We use these reliable confidence values for monitoring performance degradation and failure detection in DNNs. We have proposed two failure detection methods. The first method defines a fixed threshold value based on the behavior of the predictive confidence with changing signal-to-noise ratio (SNR) of the test dataset. The second method learns the threshold value with a neural network. These failure detection mechanisms seamlessly abstain from making decisions when the confidence of the BDNN is below the defined threshold and hold the decision for manual review. Resultantly, the model's accuracy based on the confident decisions improves on the unseen test samples. Our work has the potential to improve the trustworthiness of DNNs and enhance user confidence in the model predictions. The figure shows a schematic layout of both approaches.

Graph showing the detection of failure in DNNs

Patient Monitoring with eXtended Reality and IoT

Our project aims to provide an augmented reality (AR) and artificial intelligence (AI)-based intelligent system for monitoring patients’ health, mental and physical, during and after cancer treatment. We refer to AR and AI systems as eXtended Reality. The system is comprised of various AR games and scenarios to engage the patient in targeted activities. The patient’s data is collected, analyzed using AI, and shared with the health care providers.

Healthcare providers use the insights from our AI algorithms to optimize the recovery plan and provide feedback to the patient. The ultimate objective of the study is to personalize the cancer recovery plan and optimize recovery parameters, goals, and activities for each patient’s needs. The proposed system includes AR devices (Microsoft HoloLens 2), Azure Kinect DK, various types of wearable sensors, and in-house AI algorithms.

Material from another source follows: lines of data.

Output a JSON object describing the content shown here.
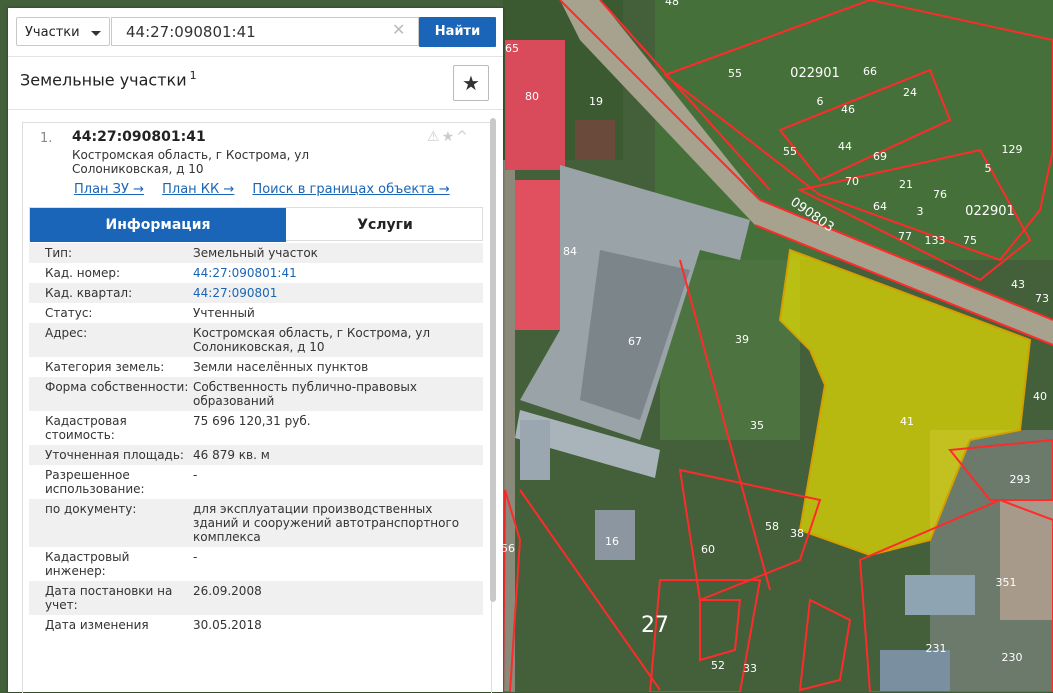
{
  "search": {
    "type_label": "Участки",
    "value": "44:27:090801:41",
    "find_label": "Найти"
  },
  "section": {
    "title": "Земельные участки",
    "count": "1"
  },
  "result": {
    "index": "1.",
    "cad_number": "44:27:090801:41",
    "address": "Костромская область, г Кострома, ул Солониковская, д 10",
    "links": [
      "План ЗУ →",
      "План КК →",
      "Поиск в границах объекта →"
    ]
  },
  "tabs": {
    "info": "Информация",
    "services": "Услуги"
  },
  "attributes": [
    {
      "k": "Тип:",
      "v": "Земельный участок"
    },
    {
      "k": "Кад. номер:",
      "v": "44:27:090801:41"
    },
    {
      "k": "Кад. квартал:",
      "v": "44:27:090801"
    },
    {
      "k": "Статус:",
      "v": "Учтенный"
    },
    {
      "k": "Адрес:",
      "v": "Костромская область, г Кострома, ул Солониковская, д 10"
    },
    {
      "k": "Категория земель:",
      "v": "Земли населённых пунктов"
    },
    {
      "k": "Форма собственности:",
      "v": "Собственность публично-правовых образований"
    },
    {
      "k": "Кадастровая стоимость:",
      "v": "75 696 120,31 руб."
    },
    {
      "k": "Уточненная площадь:",
      "v": "46 879 кв. м"
    },
    {
      "k": "Разрешенное использование:",
      "v": "-"
    },
    {
      "k": "по документу:",
      "v": "для эксплуатации производственных зданий и сооружений автотранспортного комплекса"
    },
    {
      "k": "Кадастровый инженер:",
      "v": "-"
    },
    {
      "k": "Дата постановки на учет:",
      "v": "26.09.2008"
    },
    {
      "k": "Дата изменения",
      "v": "30.05.2018"
    }
  ],
  "map_labels": {
    "parcel_selected": "41",
    "quarter_1": "022901",
    "quarter_2": "022901",
    "quarter_road": "090803",
    "big_27": "27",
    "plots": [
      "48",
      "65",
      "80",
      "19",
      "55",
      "66",
      "24",
      "6",
      "46",
      "44",
      "69",
      "55",
      "70",
      "21",
      "64",
      "76",
      "129",
      "5",
      "3",
      "77",
      "133",
      "75",
      "43",
      "73",
      "84",
      "67",
      "39",
      "35",
      "40",
      "293",
      "58",
      "38",
      "16",
      "60",
      "351",
      "33",
      "52",
      "56",
      "231",
      "230"
    ]
  },
  "colors": {
    "accent": "#1a65b7",
    "selected_parcel": "#e8e000",
    "boundary": "#ff2a2a"
  }
}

A schematic layout of the system is shown in the figure below.

Graphic showing patient monitoring with exTended Reality

Read more about these research projects on our team's Lab pages found under the corresponding faculty members here